● Task
All of the entries below, duplicated exactly, make up the answer.

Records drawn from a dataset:
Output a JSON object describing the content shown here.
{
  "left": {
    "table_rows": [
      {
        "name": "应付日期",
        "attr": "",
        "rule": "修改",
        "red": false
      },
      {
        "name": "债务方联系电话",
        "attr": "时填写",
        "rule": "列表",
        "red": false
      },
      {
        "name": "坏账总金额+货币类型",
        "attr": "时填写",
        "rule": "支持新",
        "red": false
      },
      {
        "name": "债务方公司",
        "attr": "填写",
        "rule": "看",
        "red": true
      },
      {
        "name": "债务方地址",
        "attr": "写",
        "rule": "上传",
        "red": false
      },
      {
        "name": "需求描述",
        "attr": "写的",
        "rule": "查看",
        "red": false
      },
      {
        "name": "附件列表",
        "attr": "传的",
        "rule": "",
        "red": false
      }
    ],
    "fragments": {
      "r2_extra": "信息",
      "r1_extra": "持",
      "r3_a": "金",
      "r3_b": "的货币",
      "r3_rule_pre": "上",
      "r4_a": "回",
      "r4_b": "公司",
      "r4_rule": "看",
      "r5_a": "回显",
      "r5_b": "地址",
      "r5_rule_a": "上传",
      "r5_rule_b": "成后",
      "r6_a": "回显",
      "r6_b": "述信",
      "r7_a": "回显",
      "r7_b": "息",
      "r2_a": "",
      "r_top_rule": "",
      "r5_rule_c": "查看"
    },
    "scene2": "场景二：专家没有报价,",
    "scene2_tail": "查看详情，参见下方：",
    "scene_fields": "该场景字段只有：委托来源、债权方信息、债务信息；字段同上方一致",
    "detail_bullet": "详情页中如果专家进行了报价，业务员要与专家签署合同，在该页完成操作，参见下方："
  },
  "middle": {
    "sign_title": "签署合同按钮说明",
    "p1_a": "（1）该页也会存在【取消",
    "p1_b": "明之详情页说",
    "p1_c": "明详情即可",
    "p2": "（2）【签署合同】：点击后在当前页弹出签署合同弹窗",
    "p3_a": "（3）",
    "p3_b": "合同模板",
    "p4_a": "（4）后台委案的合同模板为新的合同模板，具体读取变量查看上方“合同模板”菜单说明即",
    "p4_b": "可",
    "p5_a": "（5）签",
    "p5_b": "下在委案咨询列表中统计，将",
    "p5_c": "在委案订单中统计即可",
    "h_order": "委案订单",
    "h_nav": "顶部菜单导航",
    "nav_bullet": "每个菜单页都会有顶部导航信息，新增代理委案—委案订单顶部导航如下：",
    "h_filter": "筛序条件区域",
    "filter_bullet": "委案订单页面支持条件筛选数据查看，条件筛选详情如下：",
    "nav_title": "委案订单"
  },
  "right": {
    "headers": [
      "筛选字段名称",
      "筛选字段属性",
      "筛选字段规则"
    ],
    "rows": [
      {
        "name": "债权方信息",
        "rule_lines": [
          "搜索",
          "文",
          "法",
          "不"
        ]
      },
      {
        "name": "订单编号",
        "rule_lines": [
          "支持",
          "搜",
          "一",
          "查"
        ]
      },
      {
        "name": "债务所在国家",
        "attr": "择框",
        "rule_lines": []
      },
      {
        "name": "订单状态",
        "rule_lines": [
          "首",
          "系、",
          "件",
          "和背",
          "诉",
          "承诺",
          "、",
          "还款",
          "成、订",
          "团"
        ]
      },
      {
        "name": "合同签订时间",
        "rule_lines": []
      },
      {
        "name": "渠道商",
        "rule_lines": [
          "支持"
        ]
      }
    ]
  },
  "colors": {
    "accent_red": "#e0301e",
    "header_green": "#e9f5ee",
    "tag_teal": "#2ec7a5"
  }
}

● Completed exercise
Output a JSON object describing the content shown here.
{
  "left": {
    "table_rows": [
      {
        "name": "应付日期",
        "attr": "",
        "rule": "修改",
        "red": false
      },
      {
        "name": "债务方联系电话",
        "attr": "时填写",
        "rule": "列表",
        "red": false
      },
      {
        "name": "坏账总金额+货币类型",
        "attr": "时填写",
        "rule": "支持新",
        "red": false
      },
      {
        "name": "债务方公司",
        "attr": "填写",
        "rule": "看",
        "red": true
      },
      {
        "name": "债务方地址",
        "attr": "写",
        "rule": "上传",
        "red": false
      },
      {
        "name": "需求描述",
        "attr": "写的",
        "rule": "查看",
        "red": false
      },
      {
        "name": "附件列表",
        "attr": "传的",
        "rule": "",
        "red": false
      }
    ],
    "fragments": {
      "r2_extra": "信息",
      "r1_extra": "持",
      "r3_a": "金",
      "r3_b": "的货币",
      "r3_rule_pre": "上",
      "r4_a": "回",
      "r4_b": "公司",
      "r4_rule": "看",
      "r5_a": "回显",
      "r5_b": "地址",
      "r5_rule_a": "上传",
      "r5_rule_b": "成后",
      "r6_a": "回显",
      "r6_b": "述信",
      "r7_a": "回显",
      "r7_b": "息",
      "r2_a": "",
      "r_top_rule": "",
      "r5_rule_c": "查看"
    },
    "scene2": "场景二：专家没有报价,",
    "scene2_tail": "查看详情，参见下方：",
    "scene_fields": "该场景字段只有：委托来源、债权方信息、债务信息；字段同上方一致",
    "detail_bullet": "详情页中如果专家进行了报价，业务员要与专家签署合同，在该页完成操作，参见下方："
  },
  "middle": {
    "sign_title": "签署合同按钮说明",
    "p1_a": "（1）该页也会存在【取消",
    "p1_b": "明之详情页说",
    "p1_c": "明详情即可",
    "p2": "（2）【签署合同】：点击后在当前页弹出签署合同弹窗",
    "p3_a": "（3）",
    "p3_b": "合同模板",
    "p4_a": "（4）后台委案的合同模板为新的合同模板，具体读取变量查看上方“合同模板”菜单说明即",
    "p4_b": "可",
    "p5_a": "（5）签",
    "p5_b": "下在委案咨询列表中统计，将",
    "p5_c": "在委案订单中统计即可",
    "h_order": "委案订单",
    "h_nav": "顶部菜单导航",
    "nav_bullet": "每个菜单页都会有顶部导航信息，新增代理委案—委案订单顶部导航如下：",
    "h_filter": "筛序条件区域",
    "filter_bullet": "委案订单页面支持条件筛选数据查看，条件筛选详情如下：",
    "nav_title": "委案订单"
  },
  "right": {
    "headers": [
      "筛选字段名称",
      "筛选字段属性",
      "筛选字段规则"
    ],
    "rows": [
      {
        "name": "债权方信息",
        "rule_lines": [
          "搜索",
          "文",
          "法",
          "不"
        ]
      },
      {
        "name": "订单编号",
        "rule_lines": [
          "支持",
          "搜",
          "一",
          "查"
        ]
      },
      {
        "name": "债务所在国家",
        "attr": "择框",
        "rule_lines": []
      },
      {
        "name": "订单状态",
        "rule_lines": [
          "首",
          "系、",
          "件",
          "和背",
          "诉",
          "承诺",
          "、",
          "还款",
          "成、订",
          "团"
        ]
      },
      {
        "name": "合同签订时间",
        "rule_lines": []
      },
      {
        "name": "渠道商",
        "rule_lines": [
          "支持"
        ]
      }
    ]
  },
  "colors": {
    "accent_red": "#e0301e",
    "header_green": "#e9f5ee",
    "tag_teal": "#2ec7a5"
  }
}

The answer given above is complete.